→ **Dataset entries**
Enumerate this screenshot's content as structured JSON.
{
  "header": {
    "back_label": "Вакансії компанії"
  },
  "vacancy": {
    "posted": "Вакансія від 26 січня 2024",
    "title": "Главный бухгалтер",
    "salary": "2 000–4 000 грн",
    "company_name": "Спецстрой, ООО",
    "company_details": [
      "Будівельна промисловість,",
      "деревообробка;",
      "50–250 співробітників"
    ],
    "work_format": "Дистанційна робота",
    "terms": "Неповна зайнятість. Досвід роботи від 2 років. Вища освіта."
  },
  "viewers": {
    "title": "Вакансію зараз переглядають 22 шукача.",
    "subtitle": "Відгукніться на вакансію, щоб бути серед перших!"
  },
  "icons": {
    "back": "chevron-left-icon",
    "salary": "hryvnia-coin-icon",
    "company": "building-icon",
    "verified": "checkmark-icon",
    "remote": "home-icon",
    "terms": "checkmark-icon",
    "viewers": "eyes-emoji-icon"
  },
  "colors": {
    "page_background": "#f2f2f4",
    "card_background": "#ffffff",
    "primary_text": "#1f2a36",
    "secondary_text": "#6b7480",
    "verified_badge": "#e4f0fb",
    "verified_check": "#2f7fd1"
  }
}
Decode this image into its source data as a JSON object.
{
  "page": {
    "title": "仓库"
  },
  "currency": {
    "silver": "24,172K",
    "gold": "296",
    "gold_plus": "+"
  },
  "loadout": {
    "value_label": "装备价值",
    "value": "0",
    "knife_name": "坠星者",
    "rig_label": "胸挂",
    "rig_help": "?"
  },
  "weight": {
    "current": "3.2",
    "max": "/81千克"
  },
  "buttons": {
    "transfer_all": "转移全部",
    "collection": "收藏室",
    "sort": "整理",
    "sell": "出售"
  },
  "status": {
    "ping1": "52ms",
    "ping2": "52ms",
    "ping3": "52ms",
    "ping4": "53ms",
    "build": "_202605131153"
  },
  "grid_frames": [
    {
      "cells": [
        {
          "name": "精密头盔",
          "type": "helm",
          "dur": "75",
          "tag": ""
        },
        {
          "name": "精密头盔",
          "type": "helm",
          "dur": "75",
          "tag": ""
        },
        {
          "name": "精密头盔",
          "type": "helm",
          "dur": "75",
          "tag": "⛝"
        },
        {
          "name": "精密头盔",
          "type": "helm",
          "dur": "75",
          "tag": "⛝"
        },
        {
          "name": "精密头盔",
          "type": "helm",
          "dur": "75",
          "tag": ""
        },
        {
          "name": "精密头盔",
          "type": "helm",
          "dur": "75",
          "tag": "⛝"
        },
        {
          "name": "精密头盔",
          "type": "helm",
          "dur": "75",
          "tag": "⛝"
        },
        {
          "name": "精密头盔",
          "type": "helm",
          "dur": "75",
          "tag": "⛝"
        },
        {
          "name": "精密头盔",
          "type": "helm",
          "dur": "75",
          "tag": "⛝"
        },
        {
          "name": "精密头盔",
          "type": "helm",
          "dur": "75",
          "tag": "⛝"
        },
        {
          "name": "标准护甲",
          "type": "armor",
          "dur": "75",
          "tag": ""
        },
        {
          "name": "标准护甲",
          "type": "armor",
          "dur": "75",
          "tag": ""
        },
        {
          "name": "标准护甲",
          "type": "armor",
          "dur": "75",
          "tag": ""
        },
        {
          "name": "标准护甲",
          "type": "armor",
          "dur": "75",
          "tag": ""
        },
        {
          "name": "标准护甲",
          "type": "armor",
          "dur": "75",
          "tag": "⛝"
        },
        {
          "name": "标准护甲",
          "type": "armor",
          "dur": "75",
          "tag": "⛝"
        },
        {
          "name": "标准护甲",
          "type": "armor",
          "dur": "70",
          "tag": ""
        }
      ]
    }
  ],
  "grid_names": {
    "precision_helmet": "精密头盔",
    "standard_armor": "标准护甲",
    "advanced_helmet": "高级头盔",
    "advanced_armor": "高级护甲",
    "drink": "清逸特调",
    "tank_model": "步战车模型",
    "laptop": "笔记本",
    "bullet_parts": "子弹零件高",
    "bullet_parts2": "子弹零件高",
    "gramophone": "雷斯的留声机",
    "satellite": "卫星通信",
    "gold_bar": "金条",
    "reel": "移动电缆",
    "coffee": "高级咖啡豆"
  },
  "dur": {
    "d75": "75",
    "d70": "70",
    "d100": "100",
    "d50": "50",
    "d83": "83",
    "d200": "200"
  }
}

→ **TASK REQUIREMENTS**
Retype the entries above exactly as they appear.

→ **OUTPUT FOR THIS TASK**
Enumerate this screenshot's content as structured JSON.
{
  "header": {
    "back_label": "Вакансії компанії"
  },
  "vacancy": {
    "posted": "Вакансія від 26 січня 2024",
    "title": "Главный бухгалтер",
    "salary": "2 000–4 000 грн",
    "company_name": "Спецстрой, ООО",
    "company_details": [
      "Будівельна промисловість,",
      "деревообробка;",
      "50–250 співробітників"
    ],
    "work_format": "Дистанційна робота",
    "terms": "Неповна зайнятість. Досвід роботи від 2 років. Вища освіта."
  },
  "viewers": {
    "title": "Вакансію зараз переглядають 22 шукача.",
    "subtitle": "Відгукніться на вакансію, щоб бути серед перших!"
  },
  "icons": {
    "back": "chevron-left-icon",
    "salary": "hryvnia-coin-icon",
    "company": "building-icon",
    "verified": "checkmark-icon",
    "remote": "home-icon",
    "terms": "checkmark-icon",
    "viewers": "eyes-emoji-icon"
  },
  "colors": {
    "page_background": "#f2f2f4",
    "card_background": "#ffffff",
    "primary_text": "#1f2a36",
    "secondary_text": "#6b7480",
    "verified_badge": "#e4f0fb",
    "verified_check": "#2f7fd1"
  }
}
Decode this image into its source data as a JSON object.
{
  "page": {
    "title": "仓库"
  },
  "currency": {
    "silver": "24,172K",
    "gold": "296",
    "gold_plus": "+"
  },
  "loadout": {
    "value_label": "装备价值",
    "value": "0",
    "knife_name": "坠星者",
    "rig_label": "胸挂",
    "rig_help": "?"
  },
  "weight": {
    "current": "3.2",
    "max": "/81千克"
  },
  "buttons": {
    "transfer_all": "转移全部",
    "collection": "收藏室",
    "sort": "整理",
    "sell": "出售"
  },
  "status": {
    "ping1": "52ms",
    "ping2": "52ms",
    "ping3": "52ms",
    "ping4": "53ms",
    "build": "_202605131153"
  },
  "grid_frames": [
    {
      "cells": [
        {
          "name": "精密头盔",
          "type": "helm",
          "dur": "75",
          "tag": ""
        },
        {
          "name": "精密头盔",
          "type": "helm",
          "dur": "75",
          "tag": ""
        },
        {
          "name": "精密头盔",
          "type": "helm",
          "dur": "75",
          "tag": "⛝"
        },
        {
          "name": "精密头盔",
          "type": "helm",
          "dur": "75",
          "tag": "⛝"
        },
        {
          "name": "精密头盔",
          "type": "helm",
          "dur": "75",
          "tag": ""
        },
        {
          "name": "精密头盔",
          "type": "helm",
          "dur": "75",
          "tag": "⛝"
        },
        {
          "name": "精密头盔",
          "type": "helm",
          "dur": "75",
          "tag": "⛝"
        },
        {
          "name": "精密头盔",
          "type": "helm",
          "dur": "75",
          "tag": "⛝"
        },
        {
          "name": "精密头盔",
          "type": "helm",
          "dur": "75",
          "tag": "⛝"
        },
        {
          "name": "精密头盔",
          "type": "helm",
          "dur": "75",
          "tag": "⛝"
        },
        {
          "name": "标准护甲",
          "type": "armor",
          "dur": "75",
          "tag": ""
        },
        {
          "name": "标准护甲",
          "type": "armor",
          "dur": "75",
          "tag": ""
        },
        {
          "name": "标准护甲",
          "type": "armor",
          "dur": "75",
          "tag": ""
        },
        {
          "name": "标准护甲",
          "type": "armor",
          "dur": "75",
          "tag": ""
        },
        {
          "name": "标准护甲",
          "type": "armor",
          "dur": "75",
          "tag": "⛝"
        },
        {
          "name": "标准护甲",
          "type": "armor",
          "dur": "75",
          "tag": "⛝"
        },
        {
          "name": "标准护甲",
          "type": "armor",
          "dur": "70",
          "tag": ""
        }
      ]
    }
  ],
  "grid_names": {
    "precision_helmet": "精密头盔",
    "standard_armor": "标准护甲",
    "advanced_helmet": "高级头盔",
    "advanced_armor": "高级护甲",
    "drink": "清逸特调",
    "tank_model": "步战车模型",
    "laptop": "笔记本",
    "bullet_parts": "子弹零件高",
    "bullet_parts2": "子弹零件高",
    "gramophone": "雷斯的留声机",
    "satellite": "卫星通信",
    "gold_bar": "金条",
    "reel": "移动电缆",
    "coffee": "高级咖啡豆"
  },
  "dur": {
    "d75": "75",
    "d70": "70",
    "d100": "100",
    "d50": "50",
    "d83": "83",
    "d200": "200"
  }
}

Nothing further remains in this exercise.